When working in a large enterprise or Telecom network, the most difficult part of diagnostics, is finding where the fault happened on the network.

Different network-device vendors like Cisco, HP and more, provide policy configurations on their devices that provide a top-level view on the complete network.

Policies by different vendors:


and more.

I’ll talk specifically about Cisco’s policy, i.e., IPSLA

What is IPSLA?

Its a Service Level Agreement, that uses active traffic monitoring — the generation of traffic in a continuous, reliable, and predictable manner — for measuring network performance.

Why we need it?

Using IPSLAs, service provider customers can measure and provide service level agreements, and enterprise customers can verify service levels, verify outsourced service level agreements, and understand network performance.

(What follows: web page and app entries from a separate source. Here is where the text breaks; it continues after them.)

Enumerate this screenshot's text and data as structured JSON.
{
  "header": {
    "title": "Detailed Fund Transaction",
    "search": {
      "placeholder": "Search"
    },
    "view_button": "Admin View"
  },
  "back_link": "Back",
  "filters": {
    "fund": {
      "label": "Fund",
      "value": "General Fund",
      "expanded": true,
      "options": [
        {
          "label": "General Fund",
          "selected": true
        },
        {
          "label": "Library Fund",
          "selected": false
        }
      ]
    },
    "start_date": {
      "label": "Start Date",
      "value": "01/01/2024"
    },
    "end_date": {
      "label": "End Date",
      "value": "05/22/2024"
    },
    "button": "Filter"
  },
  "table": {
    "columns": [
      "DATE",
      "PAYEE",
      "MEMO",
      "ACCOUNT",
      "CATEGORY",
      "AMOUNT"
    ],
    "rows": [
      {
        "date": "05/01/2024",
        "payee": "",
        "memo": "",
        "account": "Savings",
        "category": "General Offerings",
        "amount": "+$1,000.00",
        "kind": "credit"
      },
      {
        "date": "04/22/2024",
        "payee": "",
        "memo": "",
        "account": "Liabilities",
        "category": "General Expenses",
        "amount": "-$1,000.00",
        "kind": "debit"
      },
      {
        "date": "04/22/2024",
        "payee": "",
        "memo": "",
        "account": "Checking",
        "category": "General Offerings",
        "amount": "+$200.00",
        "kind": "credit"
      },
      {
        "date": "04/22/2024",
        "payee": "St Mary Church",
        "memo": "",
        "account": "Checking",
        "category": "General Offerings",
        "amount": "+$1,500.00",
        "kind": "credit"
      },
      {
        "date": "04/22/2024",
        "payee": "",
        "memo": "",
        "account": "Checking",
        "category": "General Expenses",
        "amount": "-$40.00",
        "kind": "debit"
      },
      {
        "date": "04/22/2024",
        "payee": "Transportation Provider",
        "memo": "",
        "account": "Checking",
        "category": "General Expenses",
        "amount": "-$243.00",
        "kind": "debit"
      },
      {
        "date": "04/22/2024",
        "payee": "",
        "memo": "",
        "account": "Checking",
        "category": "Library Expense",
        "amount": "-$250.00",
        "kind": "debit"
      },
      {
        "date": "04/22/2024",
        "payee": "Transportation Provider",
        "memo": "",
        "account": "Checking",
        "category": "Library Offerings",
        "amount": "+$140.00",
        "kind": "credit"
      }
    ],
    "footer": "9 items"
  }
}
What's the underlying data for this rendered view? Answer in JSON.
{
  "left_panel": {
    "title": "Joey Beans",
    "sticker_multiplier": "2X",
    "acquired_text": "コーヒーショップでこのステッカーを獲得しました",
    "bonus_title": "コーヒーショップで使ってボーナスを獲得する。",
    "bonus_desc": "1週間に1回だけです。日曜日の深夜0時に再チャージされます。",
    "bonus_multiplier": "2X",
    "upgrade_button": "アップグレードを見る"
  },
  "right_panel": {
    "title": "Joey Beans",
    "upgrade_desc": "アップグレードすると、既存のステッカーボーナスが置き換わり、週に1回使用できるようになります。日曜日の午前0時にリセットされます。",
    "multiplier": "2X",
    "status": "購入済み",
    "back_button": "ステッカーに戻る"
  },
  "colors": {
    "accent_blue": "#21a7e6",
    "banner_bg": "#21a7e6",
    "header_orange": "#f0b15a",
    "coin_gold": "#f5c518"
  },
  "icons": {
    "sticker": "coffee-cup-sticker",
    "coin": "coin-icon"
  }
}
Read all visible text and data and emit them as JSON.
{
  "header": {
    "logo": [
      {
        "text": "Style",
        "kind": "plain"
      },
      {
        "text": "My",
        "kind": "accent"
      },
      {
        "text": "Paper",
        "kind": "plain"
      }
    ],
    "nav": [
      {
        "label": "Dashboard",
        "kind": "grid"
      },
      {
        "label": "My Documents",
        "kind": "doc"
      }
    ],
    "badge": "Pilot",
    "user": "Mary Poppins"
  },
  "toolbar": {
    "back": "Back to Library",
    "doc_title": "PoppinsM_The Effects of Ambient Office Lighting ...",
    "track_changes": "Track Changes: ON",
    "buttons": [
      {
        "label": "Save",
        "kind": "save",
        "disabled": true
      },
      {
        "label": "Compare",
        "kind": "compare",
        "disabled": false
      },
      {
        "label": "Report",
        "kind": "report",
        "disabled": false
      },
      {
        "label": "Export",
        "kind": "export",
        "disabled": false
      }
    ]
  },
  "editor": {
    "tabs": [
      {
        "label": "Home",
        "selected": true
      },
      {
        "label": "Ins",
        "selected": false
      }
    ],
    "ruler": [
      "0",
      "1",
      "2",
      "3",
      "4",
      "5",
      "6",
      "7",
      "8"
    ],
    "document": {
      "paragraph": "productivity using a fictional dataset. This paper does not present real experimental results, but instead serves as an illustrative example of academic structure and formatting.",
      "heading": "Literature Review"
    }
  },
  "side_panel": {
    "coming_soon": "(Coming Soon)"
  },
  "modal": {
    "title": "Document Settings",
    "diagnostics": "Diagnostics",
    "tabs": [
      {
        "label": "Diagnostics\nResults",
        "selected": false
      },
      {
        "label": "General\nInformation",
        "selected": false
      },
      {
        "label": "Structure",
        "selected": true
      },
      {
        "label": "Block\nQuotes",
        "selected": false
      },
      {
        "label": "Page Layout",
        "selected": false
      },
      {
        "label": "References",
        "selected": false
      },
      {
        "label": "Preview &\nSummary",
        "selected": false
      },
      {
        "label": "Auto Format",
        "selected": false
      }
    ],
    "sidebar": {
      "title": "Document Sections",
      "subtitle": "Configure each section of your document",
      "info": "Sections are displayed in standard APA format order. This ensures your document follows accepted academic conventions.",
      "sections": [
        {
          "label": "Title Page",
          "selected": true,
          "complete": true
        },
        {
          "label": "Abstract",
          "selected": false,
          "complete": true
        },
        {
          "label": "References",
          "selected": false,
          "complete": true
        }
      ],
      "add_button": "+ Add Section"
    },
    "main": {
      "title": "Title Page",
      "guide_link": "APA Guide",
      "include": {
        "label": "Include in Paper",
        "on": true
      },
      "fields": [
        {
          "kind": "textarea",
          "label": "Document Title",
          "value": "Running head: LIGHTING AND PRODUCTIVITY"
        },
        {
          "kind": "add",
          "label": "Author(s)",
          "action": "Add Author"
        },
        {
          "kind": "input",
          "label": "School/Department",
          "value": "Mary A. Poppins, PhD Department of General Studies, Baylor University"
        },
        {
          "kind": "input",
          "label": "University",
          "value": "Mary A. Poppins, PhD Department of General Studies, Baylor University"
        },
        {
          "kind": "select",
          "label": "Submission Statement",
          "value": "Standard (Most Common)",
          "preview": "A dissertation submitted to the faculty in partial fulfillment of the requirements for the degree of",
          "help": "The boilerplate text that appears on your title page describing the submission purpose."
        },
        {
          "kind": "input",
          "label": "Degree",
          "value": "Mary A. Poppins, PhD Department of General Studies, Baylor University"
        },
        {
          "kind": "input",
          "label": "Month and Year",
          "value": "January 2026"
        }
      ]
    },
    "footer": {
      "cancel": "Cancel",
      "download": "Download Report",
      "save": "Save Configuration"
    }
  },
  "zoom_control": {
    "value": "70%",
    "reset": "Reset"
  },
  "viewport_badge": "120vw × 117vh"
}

How it works?

It sends data across the network to measure performance between multiple network locations or across multiple network paths. It simulates network data and IP services, and collects network performance information in real time.

  • The information collected includes data about response time, one-way latency, jitter (interpacket delay variance), packet loss, voice quality scoring, network resource availability, application performance, and server response time.

Measurement statistics provided by the various IP SLAs operations can be used for troubleshooting, for problem analysis, and for designing network topologies.

How to use it?

Depending on the specific IP SLAs operation, statistics of delay, packet loss, jitter, packet sequence, connectivity, path, server response time, and download time can be monitored within the Cisco device and stored in both CLI and SNMP MIBs.

The packets have configurable IP and application layer options such as a source and destination IP address, User Datagram Protocol (UDP)/TCP port numbers, a type of service (ToS) byte (including Differentiated Services Code Point [DSCP] and IP Prefix bits), a Virtual Private Network (VPN) , “scheduling” option, “threshold” of when it fails, “frequency” for verification, routing/forwarding instance (VRF), and a URL web address.

Metrics that we can measure on:

  • Delay (both round-trip and one-way)


  • Domain Name System (DNS): uses DNS packet to measure RTT, and latency from source and back to source from the dns server.



Get the Medium app

A button that says 'Download on the App Store', and if clicked it will lead you to the iOS App store
A button that says 'Get it on, Google Play', and if clicked it will lead you to the Google Play store
Vinayak Khandelwal

• Software Engineer with years of experience in Software design and Development. Worked on multiple technologies like Nginx, Spring, AWS, Java, Python, etc,